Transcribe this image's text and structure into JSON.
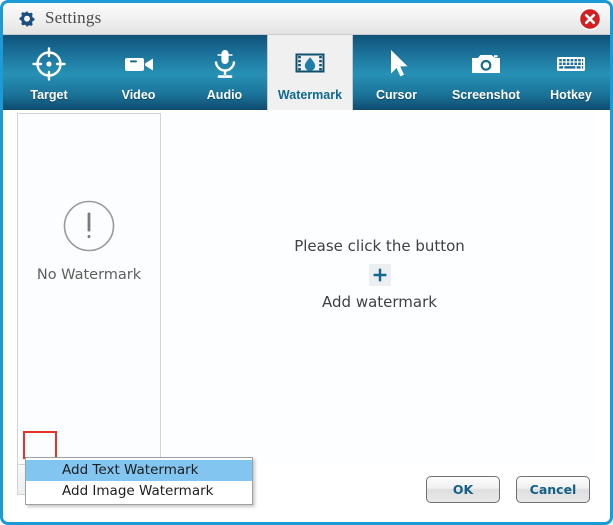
{
  "window": {
    "title": "Settings",
    "title_icon": "gear-icon",
    "close_icon": "close-icon",
    "accent_blue": "#1b9ad6",
    "close_red": "#e02020"
  },
  "tabs": [
    {
      "label": "Target",
      "icon": "target-icon",
      "active": false
    },
    {
      "label": "Video",
      "icon": "video-camera-icon",
      "active": false
    },
    {
      "label": "Audio",
      "icon": "microphone-icon",
      "active": false
    },
    {
      "label": "Watermark",
      "icon": "watermark-icon",
      "active": true
    },
    {
      "label": "Cursor",
      "icon": "cursor-arrow-icon",
      "active": false
    },
    {
      "label": "Screenshot",
      "icon": "camera-icon",
      "active": false
    },
    {
      "label": "Hotkey",
      "icon": "keyboard-icon",
      "active": false
    }
  ],
  "left_panel": {
    "empty_label": "No Watermark",
    "empty_icon": "exclamation-circle-icon",
    "toolbar": [
      {
        "name": "add-watermark-button",
        "icon": "plus-icon",
        "highlighted": true
      },
      {
        "name": "delete-watermark-button",
        "icon": "cross-icon",
        "highlighted": false
      },
      {
        "name": "move-up-button",
        "icon": "arrow-up-icon",
        "highlighted": false
      },
      {
        "name": "move-down-button",
        "icon": "arrow-down-icon",
        "highlighted": false
      }
    ]
  },
  "main_panel": {
    "prompt_line1": "Please click  the button",
    "prompt_icon": "plus-icon",
    "prompt_line2": "Add watermark"
  },
  "context_menu": {
    "items": [
      {
        "label": "Add Text Watermark",
        "highlighted": true
      },
      {
        "label": "Add Image Watermark",
        "highlighted": false
      }
    ]
  },
  "footer": {
    "ok_label": "OK",
    "cancel_label": "Cancel"
  }
}
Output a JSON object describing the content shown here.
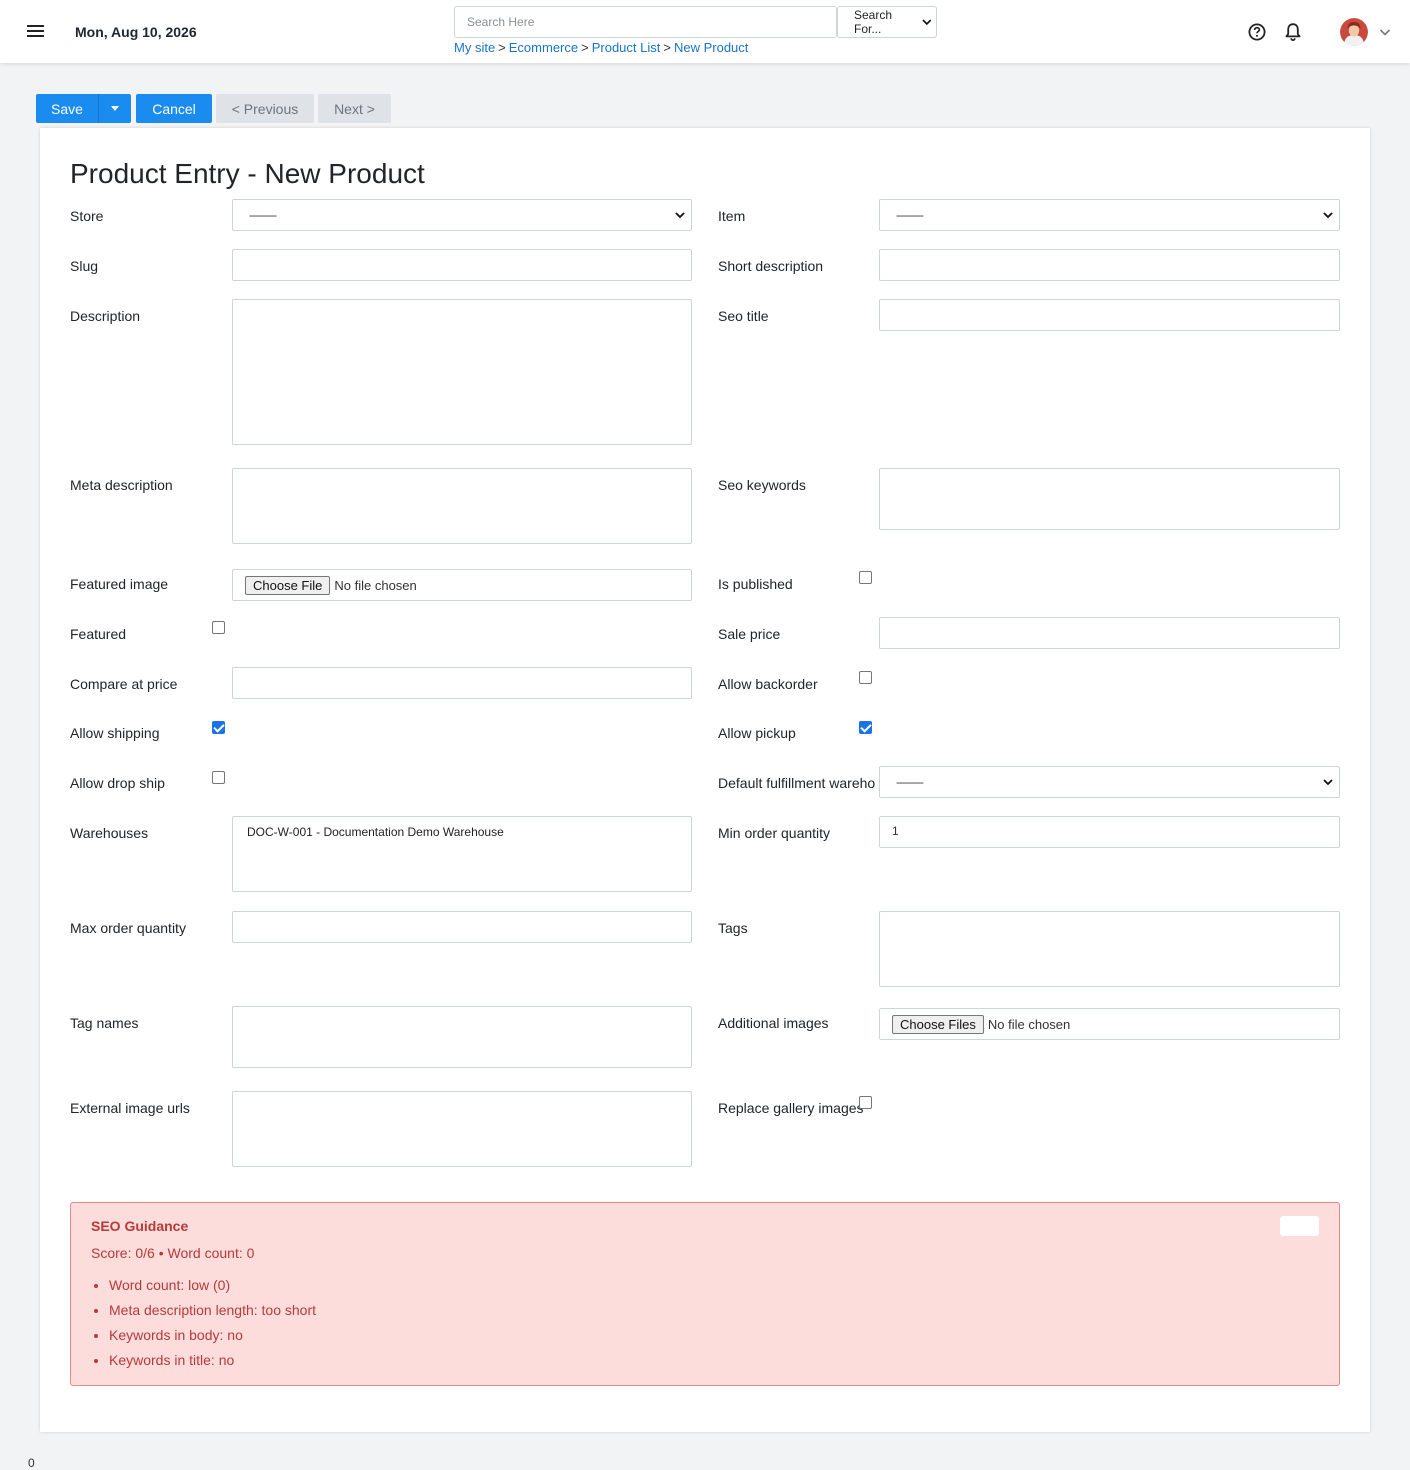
{
  "header": {
    "date": "Mon, Aug 10, 2026",
    "search_placeholder": "Search Here",
    "search_scope": "Search For...",
    "breadcrumb": [
      "My site",
      "Ecommerce",
      "Product List",
      "New Product"
    ],
    "breadcrumb_separator": ">"
  },
  "toolbar": {
    "save": "Save",
    "cancel": "Cancel",
    "previous": "< Previous",
    "next": "Next >"
  },
  "form": {
    "title": "Product Entry - New Product",
    "select_placeholder": "---------",
    "file_button": "Choose File",
    "files_button": "Choose Files",
    "no_file": "No file chosen",
    "labels": {
      "store": "Store",
      "item": "Item",
      "slug": "Slug",
      "short_description": "Short description",
      "description": "Description",
      "seo_title": "Seo title",
      "meta_description": "Meta description",
      "seo_keywords": "Seo keywords",
      "featured_image": "Featured image",
      "is_published": "Is published",
      "featured": "Featured",
      "sale_price": "Sale price",
      "compare_at_price": "Compare at price",
      "allow_backorder": "Allow backorder",
      "allow_shipping": "Allow shipping",
      "allow_pickup": "Allow pickup",
      "allow_drop_ship": "Allow drop ship",
      "default_fulfillment_warehouse": "Default fulfillment wareho",
      "warehouses": "Warehouses",
      "min_order_quantity": "Min order quantity",
      "max_order_quantity": "Max order quantity",
      "tags": "Tags",
      "tag_names": "Tag names",
      "additional_images": "Additional images",
      "external_image_urls": "External image urls",
      "replace_gallery_images": "Replace gallery images"
    },
    "values": {
      "warehouse_option": "DOC-W-001 - Documentation Demo Warehouse",
      "min_order_quantity": "1"
    },
    "checkboxes": {
      "is_published": false,
      "featured": false,
      "allow_backorder": false,
      "allow_shipping": true,
      "allow_pickup": true,
      "allow_drop_ship": false,
      "replace_gallery_images": false
    }
  },
  "seo": {
    "title": "SEO Guidance",
    "score_line": "Score: 0/6 • Word count: 0",
    "items": [
      "Word count: low (0)",
      "Meta description length: too short",
      "Keywords in body: no",
      "Keywords in title: no"
    ]
  },
  "footer_mark": "0",
  "colors": {
    "primary": "#1a8cf0",
    "link": "#1a73c9",
    "danger_bg": "#fddcdc",
    "danger_border": "#e08a8a",
    "danger_text": "#b73a3a"
  },
  "icons": [
    "hamburger-icon",
    "help-icon",
    "bell-icon",
    "avatar",
    "chevron-down-icon",
    "caret-down-icon"
  ]
}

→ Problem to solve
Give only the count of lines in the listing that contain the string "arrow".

→ Your response
3